  • A more medial directed force distribution underneath the forefoot at forefoot flat was associated with a decreased risk for AT (OR 0.000; 95% CI 0.000 to 0.158; p=0.016).

  • No associations were found for age, height, weight, BMI or physical activity score.

Van der Linden et al 25 RCNR10 800 (8); patients using fluoroquinolones (index group) or amoxicillin, trimethoprim, cotrimoxazole or nitrofurantoin (reference group).29.8%46.3 (SD NR)AT (not specified midportion or insertional).
  • The use of ofloxacin was associated with AT compared with the reference group (AOR 10.1; 95% CI 2.20 to 46.04).

  • No associations were found for fluoroquinolones as a group, ciprofloxacin use and norfloxacin use compared with the reference group.

Wezenbeek et al 23 PC104300 (27); first-year students.47%18.0±0.8Midportion AT.
  • Female sex was associated with AT (HR 2.82, 95% CI 1.16 to 6.87).

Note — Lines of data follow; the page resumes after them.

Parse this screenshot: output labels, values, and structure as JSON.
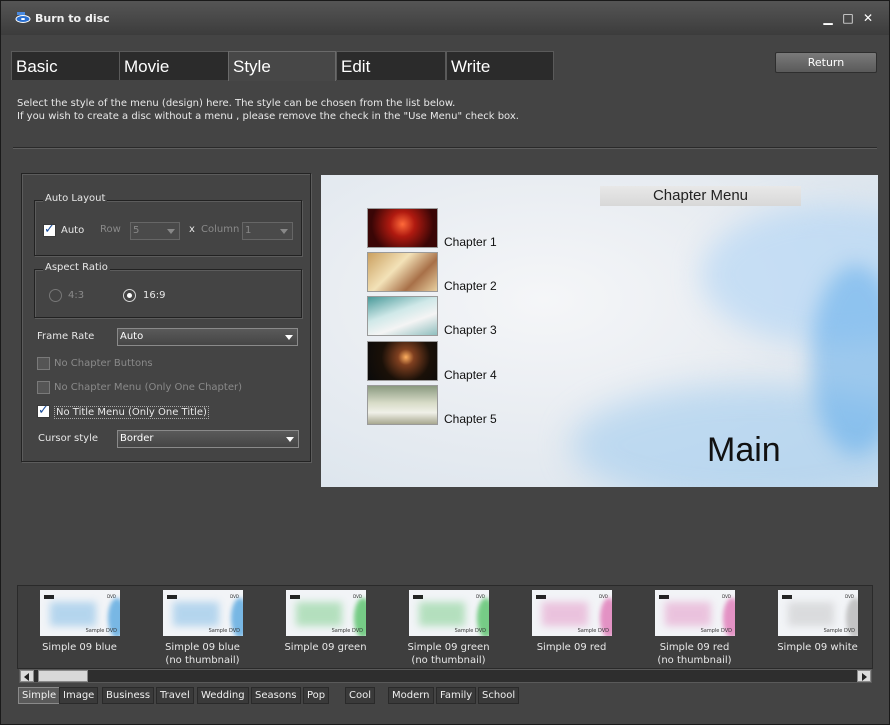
{
  "window": {
    "title": "Burn to disc",
    "minimize": "▁",
    "maximize": "□",
    "close": "✕"
  },
  "tabs": [
    "Basic",
    "Movie",
    "Style",
    "Edit",
    "Write"
  ],
  "active_tab": "Style",
  "return_button": "Return",
  "description": [
    "Select the style of the menu (design) here. The style can be chosen from the list below.",
    "If you wish to create a disc without a menu , please remove the check in the \"Use Menu\" check box."
  ],
  "auto_layout": {
    "legend": "Auto Layout",
    "auto_label": "Auto",
    "auto_checked": true,
    "row_label": "Row",
    "row_value": "5",
    "x_label": "x",
    "column_label": "Column",
    "column_value": "1"
  },
  "aspect_ratio": {
    "legend": "Aspect Ratio",
    "option_43": "4:3",
    "option_169": "16:9",
    "selected": "16:9"
  },
  "frame_rate": {
    "label": "Frame Rate",
    "value": "Auto"
  },
  "checkboxes": {
    "no_chapter_buttons": "No Chapter Buttons",
    "no_chapter_menu": "No Chapter Menu (Only One Chapter)",
    "no_title_menu": "No Title Menu (Only One Title)"
  },
  "cursor_style": {
    "label": "Cursor style",
    "value": "Border"
  },
  "preview": {
    "title": "Chapter Menu",
    "chapters": [
      "Chapter 1",
      "Chapter 2",
      "Chapter 3",
      "Chapter 4",
      "Chapter 5"
    ],
    "main_label": "Main"
  },
  "styles": [
    {
      "name": "Simple 09 blue",
      "sub": "",
      "accent": "#5aa8e0"
    },
    {
      "name": "Simple 09 blue",
      "sub": "(no thumbnail)",
      "accent": "#5aa8e0"
    },
    {
      "name": "Simple 09 green",
      "sub": "",
      "accent": "#58c26a"
    },
    {
      "name": "Simple 09 green",
      "sub": "(no thumbnail)",
      "accent": "#58c26a"
    },
    {
      "name": "Simple 09 red",
      "sub": "",
      "accent": "#e07ab8"
    },
    {
      "name": "Simple 09 red",
      "sub": "(no thumbnail)",
      "accent": "#e07ab8"
    },
    {
      "name": "Simple 09 white",
      "sub": "",
      "accent": "#b8b8b8"
    }
  ],
  "style_thumb_text": {
    "dvd": "DVD",
    "sample": "Sample DVD"
  },
  "categories": [
    "Simple",
    "Image",
    "Business",
    "Travel",
    "Wedding",
    "Seasons",
    "Pop",
    "Cool",
    "Modern",
    "Family",
    "School"
  ],
  "active_category": "Simple"
}
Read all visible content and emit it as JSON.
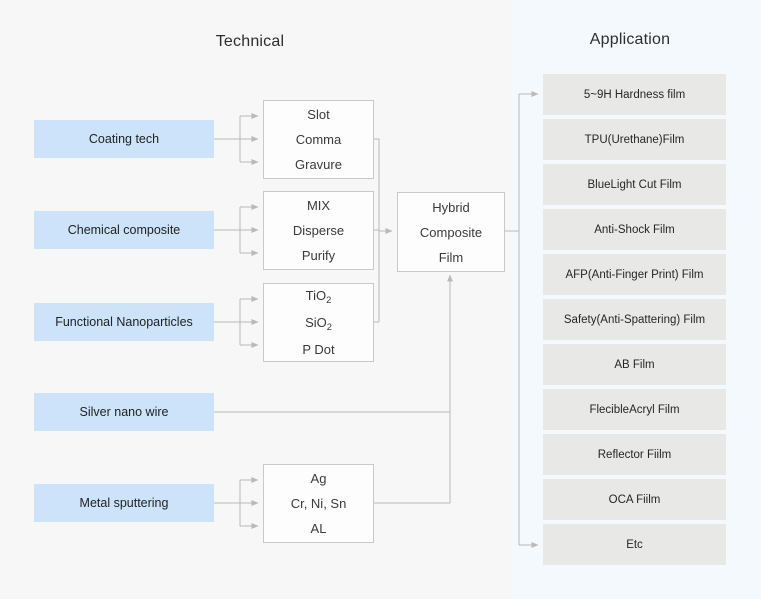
{
  "columns": {
    "technical_title": "Technical",
    "application_title": "Application"
  },
  "colors": {
    "source_box": "#cce3fa",
    "process_box": "#fdfdfd",
    "application_box": "#e8e8e6",
    "connector": "#b9b9b9",
    "background_left": "#f7f7f7",
    "background_right": "#f4f9fd"
  },
  "sources": [
    {
      "label": "Coating tech"
    },
    {
      "label": "Chemical composite"
    },
    {
      "label": "Functional Nanoparticles"
    },
    {
      "label": "Silver nano wire"
    },
    {
      "label": "Metal sputtering"
    }
  ],
  "processes": [
    {
      "lines": [
        "Slot",
        "Comma",
        "Gravure"
      ]
    },
    {
      "lines": [
        "MIX",
        "Disperse",
        "Purify"
      ]
    },
    {
      "lines": [
        "TiO2",
        "SiO2",
        "P Dot"
      ]
    },
    {
      "lines": [
        "Ag",
        "Cr, Ni, Sn",
        "AL"
      ]
    }
  ],
  "process_text": {
    "p0l0": "Slot",
    "p0l1": "Comma",
    "p0l2": "Gravure",
    "p1l0": "MIX",
    "p1l1": "Disperse",
    "p1l2": "Purify",
    "p2l0_base": "TiO",
    "p2l0_sub": "2",
    "p2l1_base": "SiO",
    "p2l1_sub": "2",
    "p2l2": "P Dot",
    "p3l0": "Ag",
    "p3l1": "Cr, Ni, Sn",
    "p3l2": "AL"
  },
  "hybrid": {
    "line1": "Hybrid",
    "line2": "Composite",
    "line3": "Film"
  },
  "applications": [
    {
      "label": "5~9H Hardness film"
    },
    {
      "label": "TPU(Urethane)Film"
    },
    {
      "label": "BlueLight Cut Film"
    },
    {
      "label": "Anti-Shock Film"
    },
    {
      "label": "AFP(Anti-Finger Print) Film"
    },
    {
      "label": "Safety(Anti-Spattering) Film"
    },
    {
      "label": "AB Film"
    },
    {
      "label": "FlecibleAcryl Film"
    },
    {
      "label": "Reflector Fiilm"
    },
    {
      "label": "OCA Fiilm"
    },
    {
      "label": "Etc"
    }
  ]
}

  • Height and body weight were increased in patients with AT (p=0.028 and p=0.015).

  • No association was found for a pronated foot posture.

  • No differences were found for BMI, rating of perceived exertion, hours of sports participation and leg dominance.

  • AOR, adjusted OR; AT, Achilles tendinopathy; BMI, body mass index; NR, not reported; PC, prospective cohort study; RC, retrospective cohort study; RR, risk ratio.